The task
Within the listing below, tally the lines where the word "Output" appears, and answer with nothing but the tally.

--- START ---

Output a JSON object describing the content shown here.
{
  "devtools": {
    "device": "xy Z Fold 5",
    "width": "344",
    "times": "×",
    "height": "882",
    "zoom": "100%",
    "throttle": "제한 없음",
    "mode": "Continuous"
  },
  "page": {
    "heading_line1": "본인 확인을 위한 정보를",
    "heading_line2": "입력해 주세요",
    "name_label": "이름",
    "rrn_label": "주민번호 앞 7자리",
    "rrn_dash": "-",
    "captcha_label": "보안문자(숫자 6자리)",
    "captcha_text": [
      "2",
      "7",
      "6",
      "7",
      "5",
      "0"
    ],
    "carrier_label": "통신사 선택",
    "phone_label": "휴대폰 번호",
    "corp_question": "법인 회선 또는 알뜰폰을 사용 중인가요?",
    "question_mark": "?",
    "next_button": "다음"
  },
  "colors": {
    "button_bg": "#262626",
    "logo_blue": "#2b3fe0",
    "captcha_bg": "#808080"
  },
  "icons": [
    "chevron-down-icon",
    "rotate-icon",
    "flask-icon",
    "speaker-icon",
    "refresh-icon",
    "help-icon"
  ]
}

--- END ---
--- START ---

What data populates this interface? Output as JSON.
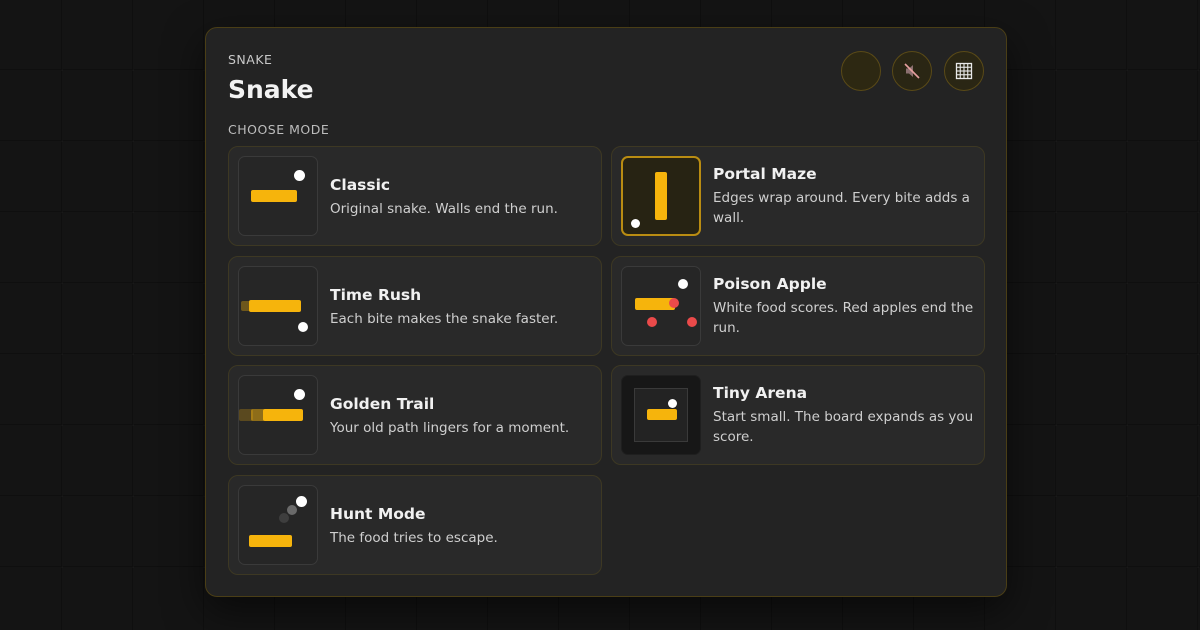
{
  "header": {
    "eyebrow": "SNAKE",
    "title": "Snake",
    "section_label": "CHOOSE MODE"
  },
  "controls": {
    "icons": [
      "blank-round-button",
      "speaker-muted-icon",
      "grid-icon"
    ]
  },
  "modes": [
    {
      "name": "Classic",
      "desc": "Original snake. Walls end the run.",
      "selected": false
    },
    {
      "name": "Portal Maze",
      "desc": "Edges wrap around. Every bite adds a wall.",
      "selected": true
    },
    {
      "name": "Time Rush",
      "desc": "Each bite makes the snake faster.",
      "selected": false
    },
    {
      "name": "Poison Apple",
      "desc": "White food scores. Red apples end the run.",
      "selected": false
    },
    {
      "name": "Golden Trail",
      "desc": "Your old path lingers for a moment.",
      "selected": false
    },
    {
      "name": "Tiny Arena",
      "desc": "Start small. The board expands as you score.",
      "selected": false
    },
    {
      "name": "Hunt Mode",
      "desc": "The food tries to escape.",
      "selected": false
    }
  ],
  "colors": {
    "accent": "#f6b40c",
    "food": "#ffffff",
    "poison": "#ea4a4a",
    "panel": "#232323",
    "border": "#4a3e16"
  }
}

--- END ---

Answer
2